→ DESCRIPTION OF THE TASK: Set every record down verbatim and omit the pictures.
━━━━━ LISTED ENTRIES ━━━━━
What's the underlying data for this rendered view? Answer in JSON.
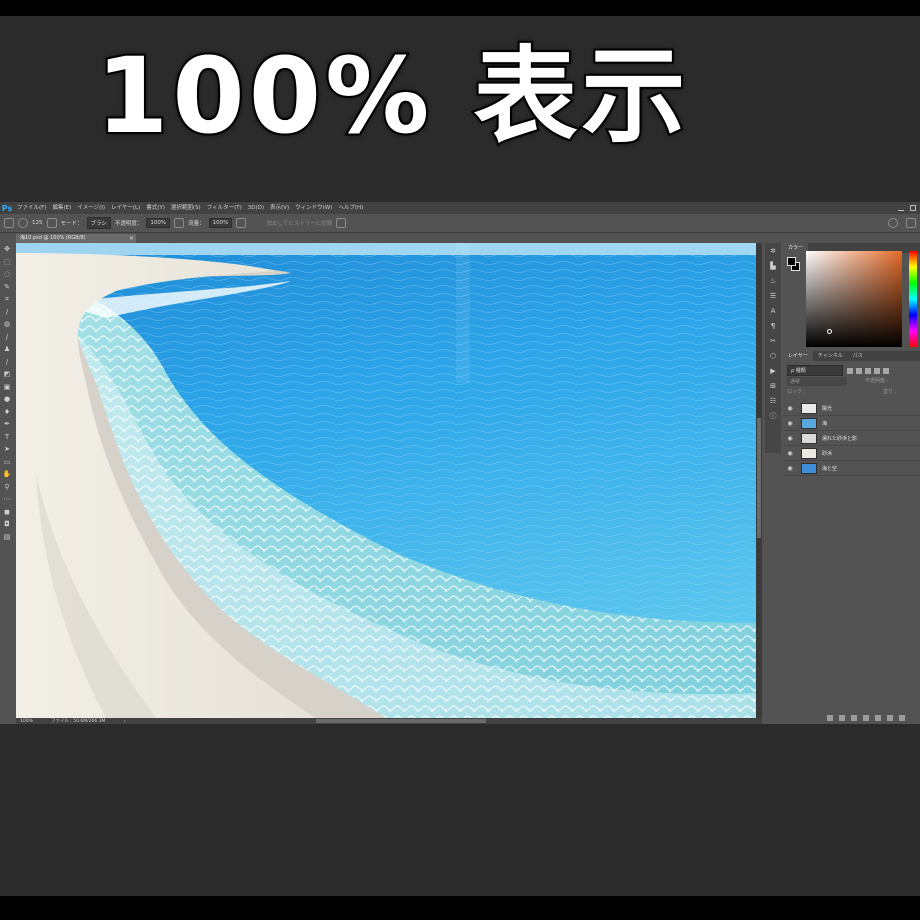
{
  "banner": {
    "text": "100% 表示"
  },
  "app": {
    "logo": "Ps"
  },
  "menu": [
    "ファイル(F)",
    "編集(E)",
    "イメージ(I)",
    "レイヤー(L)",
    "書式(Y)",
    "選択範囲(S)",
    "フィルター(T)",
    "3D(D)",
    "表示(V)",
    "ウィンドウ(W)",
    "ヘルプ(H)"
  ],
  "options": {
    "brush_size": "125",
    "mode_label": "モード：",
    "mode_value": "ブラシ",
    "opacity_label": "不透明度：",
    "opacity_value": "100%",
    "flow_label": "流量：",
    "flow_value": "100%",
    "history_label": "消去してヒストリーに記録"
  },
  "document": {
    "tab_title": "海10.psd @ 100% (RGB/8)",
    "close": "×"
  },
  "status": {
    "zoom": "100%",
    "file_info": "ファイル : 50.6M/266.3M",
    "arrow": "›"
  },
  "panels": {
    "top_tab": "カラー",
    "tabs": [
      "レイヤー",
      "チャンネル",
      "パス"
    ],
    "filter_value": "ρ 種類",
    "blend_mode": "通常",
    "opacity_label": "不透明度 :",
    "lock_label": "ロック :",
    "fill_label": "塗り :"
  },
  "layers": [
    {
      "name": "陽光",
      "thumb_color": "#e9e9e9"
    },
    {
      "name": "海",
      "thumb_color": "#5aa8e0"
    },
    {
      "name": "濡れた砂浜と影",
      "thumb_color": "#d6dbd9"
    },
    {
      "name": "砂浜",
      "thumb_color": "#ece8e0"
    },
    {
      "name": "海と空",
      "thumb_color": "#3f8fd8"
    }
  ],
  "colors": {
    "accent": "#31a8ff",
    "sea_deep": "#1e88d8",
    "sea_mid": "#3fb0ea",
    "sea_shallow": "#8fd8e4",
    "foam": "#f4fafb",
    "sand": "#ece8de",
    "wet_sand": "#cfcbc2"
  }
}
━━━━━
→ TASK ANSWER:
What's the underlying data for this rendered view? Answer in JSON.
{
  "banner": {
    "text": "100% 表示"
  },
  "app": {
    "logo": "Ps"
  },
  "menu": [
    "ファイル(F)",
    "編集(E)",
    "イメージ(I)",
    "レイヤー(L)",
    "書式(Y)",
    "選択範囲(S)",
    "フィルター(T)",
    "3D(D)",
    "表示(V)",
    "ウィンドウ(W)",
    "ヘルプ(H)"
  ],
  "options": {
    "brush_size": "125",
    "mode_label": "モード：",
    "mode_value": "ブラシ",
    "opacity_label": "不透明度：",
    "opacity_value": "100%",
    "flow_label": "流量：",
    "flow_value": "100%",
    "history_label": "消去してヒストリーに記録"
  },
  "document": {
    "tab_title": "海10.psd @ 100% (RGB/8)",
    "close": "×"
  },
  "status": {
    "zoom": "100%",
    "file_info": "ファイル : 50.6M/266.3M",
    "arrow": "›"
  },
  "panels": {
    "top_tab": "カラー",
    "tabs": [
      "レイヤー",
      "チャンネル",
      "パス"
    ],
    "filter_value": "ρ 種類",
    "blend_mode": "通常",
    "opacity_label": "不透明度 :",
    "lock_label": "ロック :",
    "fill_label": "塗り :"
  },
  "layers": [
    {
      "name": "陽光",
      "thumb_color": "#e9e9e9"
    },
    {
      "name": "海",
      "thumb_color": "#5aa8e0"
    },
    {
      "name": "濡れた砂浜と影",
      "thumb_color": "#d6dbd9"
    },
    {
      "name": "砂浜",
      "thumb_color": "#ece8e0"
    },
    {
      "name": "海と空",
      "thumb_color": "#3f8fd8"
    }
  ],
  "colors": {
    "accent": "#31a8ff",
    "sea_deep": "#1e88d8",
    "sea_mid": "#3fb0ea",
    "sea_shallow": "#8fd8e4",
    "foam": "#f4fafb",
    "sand": "#ece8de",
    "wet_sand": "#cfcbc2"
  }
}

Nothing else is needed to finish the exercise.